The charming, brainy Philby fed Angleton a steady stream of disinformation and lies. Angleton fell totally under Philby's spell; some intelligence sources hinted at an even more intimate relationship, though no proof has ever emerged. Whatever the case, Philby used Angleton and made a complete fool of him.
In 1963, Philby defected to Moscow after being finally unmasked as a high-level KGB agent by a Russian defector. By then, the damage was done. Philby's treachery inflicted huge damage on US and British intelligence, nearly bringing the demoralized MI6 to its knees.
Philby's betrayal, so brilliantly captured in semi-fictional form by the writer John le Carré in Tinker, Tailor, Soldier, Spy and Smiley's People, caused something to snap in Angleton's tormented brain — just as the 9/11 attacks appear to have transformed Dick Cheney from a capable but colorless, mostly apolitical senior bureaucrat into an ardent militarist, sword-bearer of America's far right, and soul-mate of Israel's rightwing Likud Party.
By the late 1960's, the brilliant, eccentric, Angleton, whose job was to find enemy agents within US intelligence, had became deeply disturbed and paranoid. Angleton trusted no one. He came to believe genuine Soviet defectors were KGB plants, and KGB plants legitimate defectors. He also become an active "asset" or at least very close ally of Israel's Mossad, and a champion of Israel's cause in Washington.

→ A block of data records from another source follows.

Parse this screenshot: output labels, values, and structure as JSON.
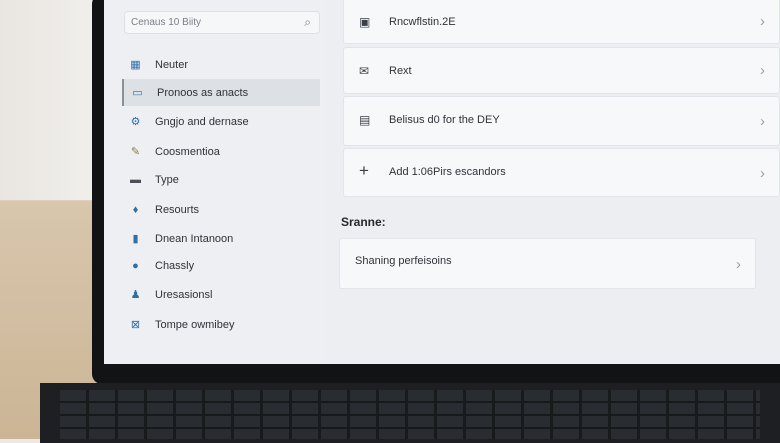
{
  "search": {
    "placeholder": "Cenaus 10 Biity"
  },
  "sidebar": {
    "items": [
      {
        "label": "Neuter",
        "icon": "grid-icon"
      },
      {
        "label": "Pronoos as anacts",
        "icon": "briefcase-icon",
        "active": true
      },
      {
        "label": "Gngjo and dernase",
        "icon": "gear-icon"
      },
      {
        "label": "Coosmentioa",
        "icon": "pen-icon"
      },
      {
        "label": "Type",
        "icon": "keyboard-icon"
      },
      {
        "label": "Resourts",
        "icon": "drop-icon"
      },
      {
        "label": "Dnean Intanoon",
        "icon": "folder-icon"
      },
      {
        "label": "Chassly",
        "icon": "circle-icon"
      },
      {
        "label": "Uresasionsl",
        "icon": "person-icon"
      },
      {
        "label": "Tompe owmibey",
        "icon": "x-box-icon"
      }
    ]
  },
  "main": {
    "cards": [
      {
        "label": "Rncwflstin.2E",
        "icon": "monitor-icon"
      },
      {
        "label": "Rext",
        "icon": "mail-icon"
      },
      {
        "label": "Belisus d0 for the DEY",
        "icon": "calendar-icon"
      },
      {
        "label": "Add 1:06Pirs escandors",
        "icon": "plus-icon"
      }
    ],
    "section_title": "Sranne:",
    "section_card": {
      "label": "Shaning perfeisoins"
    }
  }
}
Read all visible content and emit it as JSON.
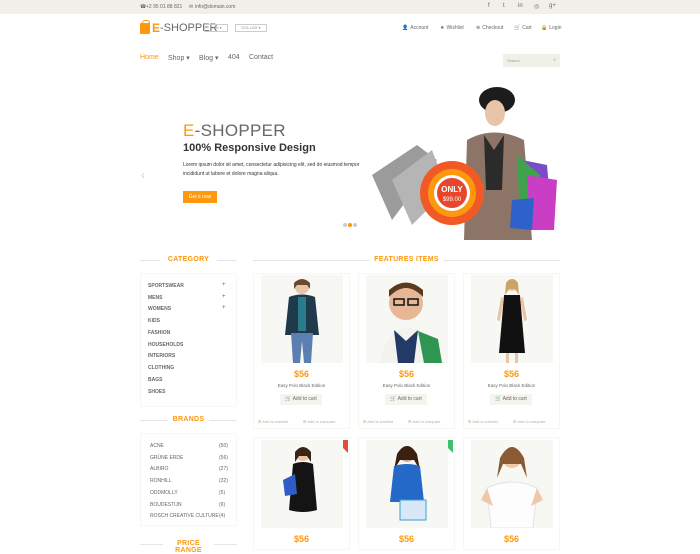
{
  "topbar": {
    "phone": "+2 95 01 88 821",
    "email": "info@domain.com"
  },
  "logo": {
    "e": "E",
    "rest": "-SHOPPER"
  },
  "dropdowns": {
    "currency_country": "USA",
    "currency": "DOLLAR"
  },
  "account_links": [
    "Account",
    "Wishlist",
    "Checkout",
    "Cart",
    "Login"
  ],
  "nav": [
    "Home",
    "Shop",
    "Blog",
    "404",
    "Contact"
  ],
  "search": {
    "placeholder": "Search"
  },
  "hero": {
    "brand_e": "E",
    "brand_rest": "-SHOPPER",
    "headline": "100% Responsive Design",
    "text": "Lorem ipsum dolor sit amet, consectetur adipisicing elit, sed do eiusmod tempor incididunt ut labore et dolore magna aliqua.",
    "button": "Get it now",
    "tag_top": "ONLY",
    "tag_price": "$99.00"
  },
  "sections": {
    "category": "CATEGORY",
    "features": "FEATURES ITEMS",
    "brands": "BRANDS",
    "price_range": "PRICE RANGE"
  },
  "categories": [
    {
      "label": "SPORTSWEAR",
      "expand": "+"
    },
    {
      "label": "MENS",
      "expand": "+"
    },
    {
      "label": "WOMENS",
      "expand": "+"
    },
    {
      "label": "KIDS",
      "expand": ""
    },
    {
      "label": "FASHION",
      "expand": ""
    },
    {
      "label": "HOUSEHOLDS",
      "expand": ""
    },
    {
      "label": "INTERIORS",
      "expand": ""
    },
    {
      "label": "CLOTHING",
      "expand": ""
    },
    {
      "label": "BAGS",
      "expand": ""
    },
    {
      "label": "SHOES",
      "expand": ""
    }
  ],
  "brands": [
    {
      "name": "ACNE",
      "count": "(50)"
    },
    {
      "name": "GRÜNE ERDE",
      "count": "(56)"
    },
    {
      "name": "ALBIRO",
      "count": "(27)"
    },
    {
      "name": "RONHILL",
      "count": "(32)"
    },
    {
      "name": "ODDMOLLY",
      "count": "(5)"
    },
    {
      "name": "BOUDESTIJN",
      "count": "(9)"
    },
    {
      "name": "ROSCH CREATIVE CULTURE",
      "count": "(4)"
    }
  ],
  "products": [
    {
      "price": "$56",
      "name": "Easy Polo Black Edition",
      "cart": "Add to cart",
      "wishlist": "Add to wishlist",
      "compare": "Add to compare"
    },
    {
      "price": "$56",
      "name": "Easy Polo Black Edition",
      "cart": "Add to cart",
      "wishlist": "Add to wishlist",
      "compare": "Add to compare"
    },
    {
      "price": "$56",
      "name": "Easy Polo Black Edition",
      "cart": "Add to cart",
      "wishlist": "Add to wishlist",
      "compare": "Add to compare"
    },
    {
      "price": "$56"
    },
    {
      "price": "$56"
    },
    {
      "price": "$56"
    }
  ],
  "colors": {
    "accent": "#fe980f",
    "topbar_bg": "#f0f0e9",
    "text": "#696763",
    "badge_red": "#e34c3b",
    "badge_green": "#3dbf6f"
  }
}
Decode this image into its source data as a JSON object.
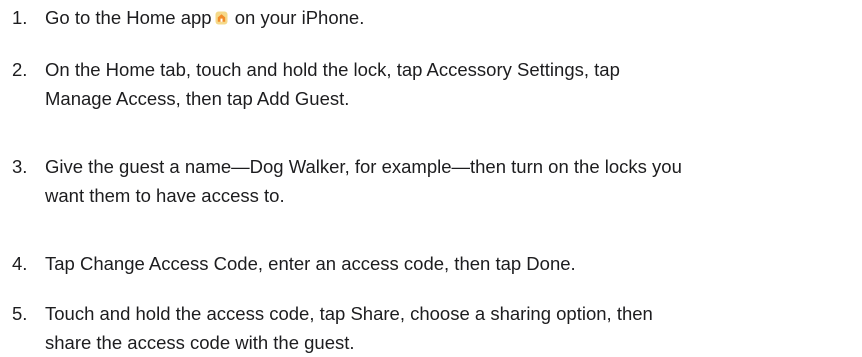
{
  "steps": [
    {
      "number": "1.",
      "text_before_icon": "Go to the Home app",
      "icon": "home-app-icon",
      "text_after_icon": "on your iPhone."
    },
    {
      "number": "2.",
      "line1": "On the Home tab, touch and hold the lock, tap Accessory Settings, tap",
      "line2": "Manage Access, then tap Add Guest."
    },
    {
      "number": "3.",
      "line1": "Give the guest a name—Dog Walker, for example—then turn on the locks you",
      "line2": "want them to have access to."
    },
    {
      "number": "4.",
      "line1": "Tap Change Access Code, enter an access code, then tap Done."
    },
    {
      "number": "5.",
      "line1": "Touch and hold the access code, tap Share, choose a sharing option, then",
      "line2": "share the access code with the guest."
    }
  ],
  "colors": {
    "text": "#1d1d1f",
    "icon_bg": "#f5d98a",
    "icon_house": "#f28c28"
  }
}
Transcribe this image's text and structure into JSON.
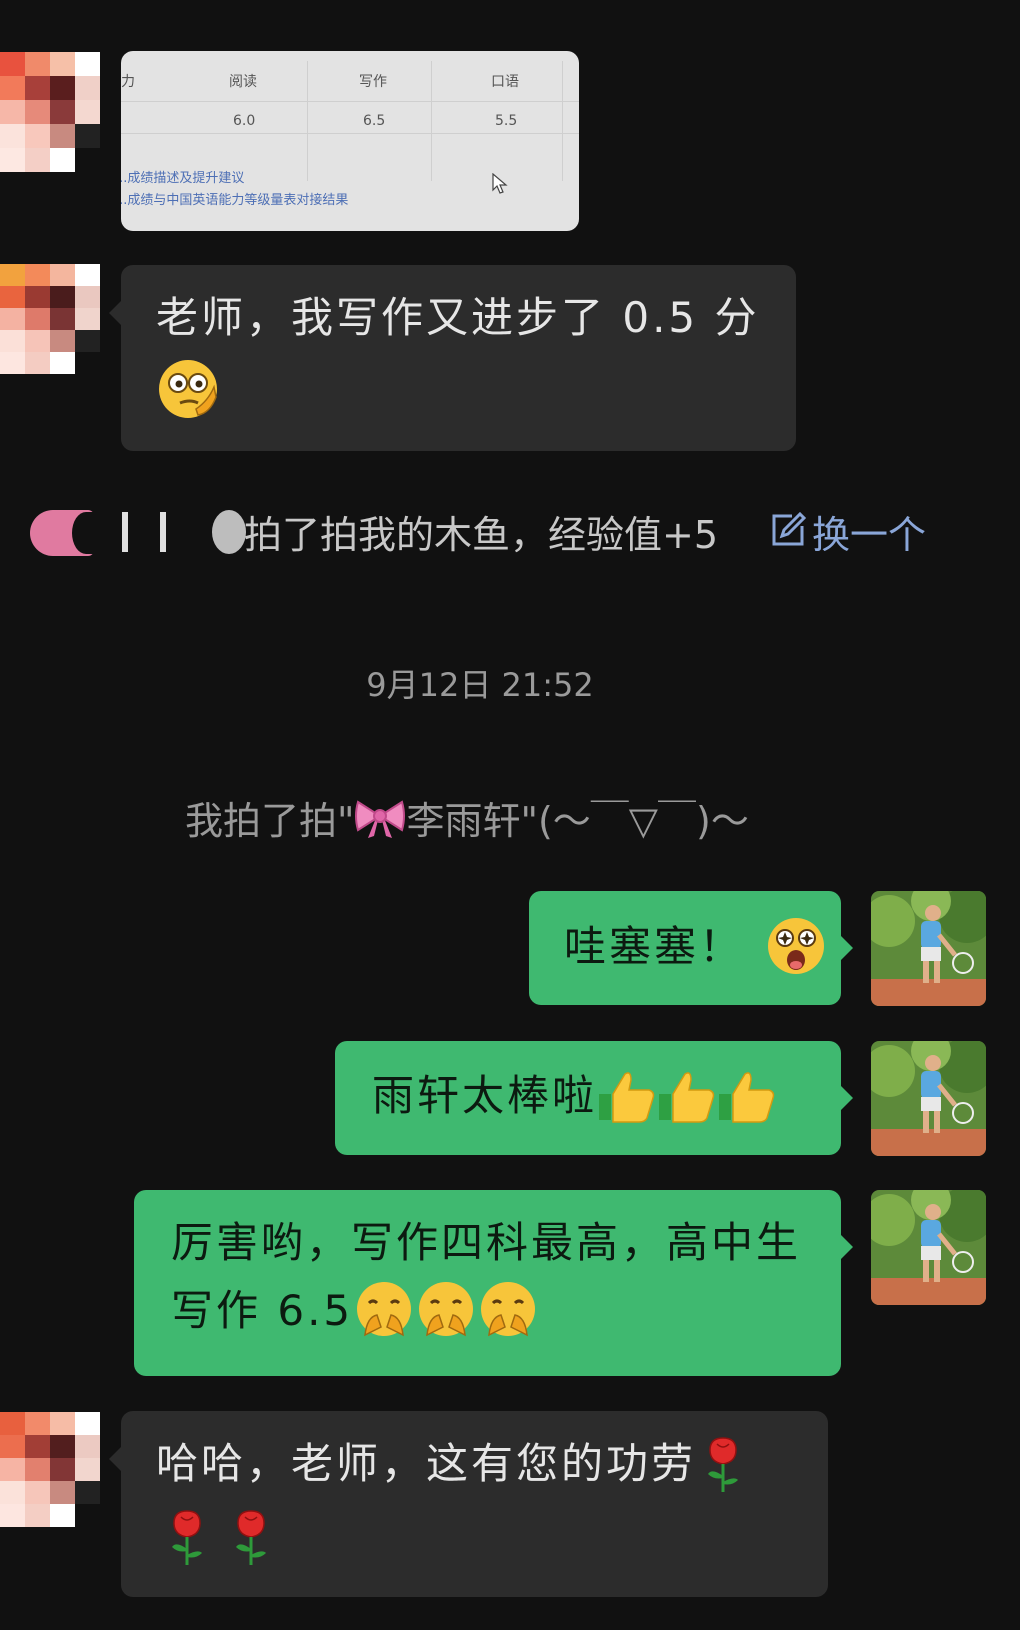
{
  "screenshot_table": {
    "headers": [
      "阅读",
      "写作",
      "口语"
    ],
    "values": [
      "6.0",
      "6.5",
      "5.5"
    ],
    "link_1": "...成绩描述及提升建议",
    "link_2": "...成绩与中国英语能力等级量表对接结果",
    "col_stub": "力"
  },
  "messages": [
    {
      "side": "in",
      "text_line1": "老师，我写作又进步了 0.5 分",
      "emoji": "thinking-face"
    },
    {
      "side": "out",
      "text": "哇塞塞！",
      "emoji": "starstruck-face"
    },
    {
      "side": "out",
      "text": "雨轩太棒啦",
      "emoji": "thumbs-up x3"
    },
    {
      "side": "out",
      "text_line1": "厉害哟，写作四科最高，高中生",
      "text_line2": "写作 6.5",
      "emoji": "shushing-face x3"
    },
    {
      "side": "in",
      "text_line1": "哈哈，老师，这有您的功劳",
      "emoji": "rose x3"
    }
  ],
  "system": {
    "pat_text": "拍了拍我的木鱼，经验值+5",
    "change_link": "换一个",
    "timestamp": "9月12日 21:52",
    "my_pat_prefix": "我拍了拍\"",
    "my_pat_name": "李雨轩",
    "my_pat_suffix": "\"(～￣▽￣)～"
  },
  "colors": {
    "background": "#111111",
    "incoming_bubble": "#2c2c2c",
    "outgoing_bubble": "#3fb970",
    "system_text": "#9a9a9a",
    "link": "#8aa6d8"
  }
}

On orders of President Lyndon Johnson, Angleton unleashed notorious operation "CHAOS" that conducted highly illegal CIA surveillance of American anti-war and civil rights groups. He accused FBI of being infested by Soviet moles and blocked CIA-FBI cooperation.
By the 70's, Angleton was seeing enemy spies everywhere. He suspected Henry Kissinger, and accused Canadian prime ministers Lester Pearson and Pierre Trudeau of being Soviet agents. He claimed Britain's PM Harold Wilson, Sweden's PM Olof Palme, and Germany's chancellor Willy Brandt were also KGB agents.
Angleton's galloping paranoia caused him to believe CIA was filled with Soviet moles. Similarly, Cheney concluded today's CIA is unreliable, filled with "defeatists" and "Arabists," and could not be trusted with national security. Cheney and old ally Donald Rumsfeld created two "special" intelligence offices in the Pentagon linked to Israeli intelligence designed to bypass CIA and feed the White House and Congress bogus reports justifying invading Iraq and waging the so-called "war on terrorism."
Angleton created his own internal intelligence unit within the agency that spied on its co-workers and fed his growing dementia. Agency morale collapsed. This period of fierce mutual suspicions, snooping on employees, double or triple agents, and ruined careers became aptly known as "a wilderness of mirrors."
Angleton, a hero of America's hard right, kept warning the White House the Soviets were about to attack. In 1974, the mentally unstable Angleton was forced to retire, having nearly wrecked CIA and severely damaged relations with key US allies.
Now, many in official Washington are worrying about how to retire the increasingly paranoid figure of Vice President Cheney, who, like Angleton, appears to have lost touch with reality in a wilderness of mirrors.
July 5, 2007
Copyright © 2007 Eric Margolis